ACTION ITEM: The answer consists solely of the data below, reproduced exactly.

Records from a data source
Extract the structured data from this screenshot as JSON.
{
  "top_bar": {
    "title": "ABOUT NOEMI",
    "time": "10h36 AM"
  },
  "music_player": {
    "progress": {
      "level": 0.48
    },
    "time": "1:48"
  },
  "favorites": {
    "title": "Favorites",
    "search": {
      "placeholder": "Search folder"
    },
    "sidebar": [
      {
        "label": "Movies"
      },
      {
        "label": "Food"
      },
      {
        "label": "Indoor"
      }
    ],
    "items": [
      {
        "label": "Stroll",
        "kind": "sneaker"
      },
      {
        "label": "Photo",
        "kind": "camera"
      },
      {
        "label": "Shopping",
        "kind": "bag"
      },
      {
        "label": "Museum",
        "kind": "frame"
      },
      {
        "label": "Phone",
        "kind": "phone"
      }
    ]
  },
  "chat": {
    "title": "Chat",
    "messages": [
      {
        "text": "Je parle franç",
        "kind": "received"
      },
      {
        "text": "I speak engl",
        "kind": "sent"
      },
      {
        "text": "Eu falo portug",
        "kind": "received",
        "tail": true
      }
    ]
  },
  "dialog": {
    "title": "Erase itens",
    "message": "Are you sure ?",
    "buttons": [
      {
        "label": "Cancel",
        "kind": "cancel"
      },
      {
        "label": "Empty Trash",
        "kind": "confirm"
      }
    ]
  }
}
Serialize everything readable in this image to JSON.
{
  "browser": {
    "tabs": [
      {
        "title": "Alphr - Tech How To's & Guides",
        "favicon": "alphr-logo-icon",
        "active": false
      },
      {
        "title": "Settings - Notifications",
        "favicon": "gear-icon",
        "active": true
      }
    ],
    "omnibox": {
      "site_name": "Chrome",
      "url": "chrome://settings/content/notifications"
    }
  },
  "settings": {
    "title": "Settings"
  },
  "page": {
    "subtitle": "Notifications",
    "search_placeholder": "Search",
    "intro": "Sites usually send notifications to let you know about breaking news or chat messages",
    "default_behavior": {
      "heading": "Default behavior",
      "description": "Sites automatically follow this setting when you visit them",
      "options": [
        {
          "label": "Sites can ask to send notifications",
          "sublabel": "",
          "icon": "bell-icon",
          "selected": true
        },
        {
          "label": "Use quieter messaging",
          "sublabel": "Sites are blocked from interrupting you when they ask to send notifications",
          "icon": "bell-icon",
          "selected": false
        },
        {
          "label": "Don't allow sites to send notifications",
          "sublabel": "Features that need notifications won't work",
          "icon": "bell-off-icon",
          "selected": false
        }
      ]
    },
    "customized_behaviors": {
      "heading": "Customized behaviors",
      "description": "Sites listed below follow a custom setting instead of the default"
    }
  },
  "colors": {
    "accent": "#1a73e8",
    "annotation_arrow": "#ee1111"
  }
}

WRITTEN ANSWER:
Extract the structured data from this screenshot as JSON.
{
  "top_bar": {
    "title": "ABOUT NOEMI",
    "time": "10h36 AM"
  },
  "music_player": {
    "progress": {
      "level": 0.48
    },
    "time": "1:48"
  },
  "favorites": {
    "title": "Favorites",
    "search": {
      "placeholder": "Search folder"
    },
    "sidebar": [
      {
        "label": "Movies"
      },
      {
        "label": "Food"
      },
      {
        "label": "Indoor"
      }
    ],
    "items": [
      {
        "label": "Stroll",
        "kind": "sneaker"
      },
      {
        "label": "Photo",
        "kind": "camera"
      },
      {
        "label": "Shopping",
        "kind": "bag"
      },
      {
        "label": "Museum",
        "kind": "frame"
      },
      {
        "label": "Phone",
        "kind": "phone"
      }
    ]
  },
  "chat": {
    "title": "Chat",
    "messages": [
      {
        "text": "Je parle franç",
        "kind": "received"
      },
      {
        "text": "I speak engl",
        "kind": "sent"
      },
      {
        "text": "Eu falo portug",
        "kind": "received",
        "tail": true
      }
    ]
  },
  "dialog": {
    "title": "Erase itens",
    "message": "Are you sure ?",
    "buttons": [
      {
        "label": "Cancel",
        "kind": "cancel"
      },
      {
        "label": "Empty Trash",
        "kind": "confirm"
      }
    ]
  }
}
Serialize everything readable in this image to JSON.
{
  "browser": {
    "tabs": [
      {
        "title": "Alphr - Tech How To's & Guides",
        "favicon": "alphr-logo-icon",
        "active": false
      },
      {
        "title": "Settings - Notifications",
        "favicon": "gear-icon",
        "active": true
      }
    ],
    "omnibox": {
      "site_name": "Chrome",
      "url": "chrome://settings/content/notifications"
    }
  },
  "settings": {
    "title": "Settings"
  },
  "page": {
    "subtitle": "Notifications",
    "search_placeholder": "Search",
    "intro": "Sites usually send notifications to let you know about breaking news or chat messages",
    "default_behavior": {
      "heading": "Default behavior",
      "description": "Sites automatically follow this setting when you visit them",
      "options": [
        {
          "label": "Sites can ask to send notifications",
          "sublabel": "",
          "icon": "bell-icon",
          "selected": true
        },
        {
          "label": "Use quieter messaging",
          "sublabel": "Sites are blocked from interrupting you when they ask to send notifications",
          "icon": "bell-icon",
          "selected": false
        },
        {
          "label": "Don't allow sites to send notifications",
          "sublabel": "Features that need notifications won't work",
          "icon": "bell-off-icon",
          "selected": false
        }
      ]
    },
    "customized_behaviors": {
      "heading": "Customized behaviors",
      "description": "Sites listed below follow a custom setting instead of the default"
    }
  },
  "colors": {
    "accent": "#1a73e8",
    "annotation_arrow": "#ee1111"
  }
}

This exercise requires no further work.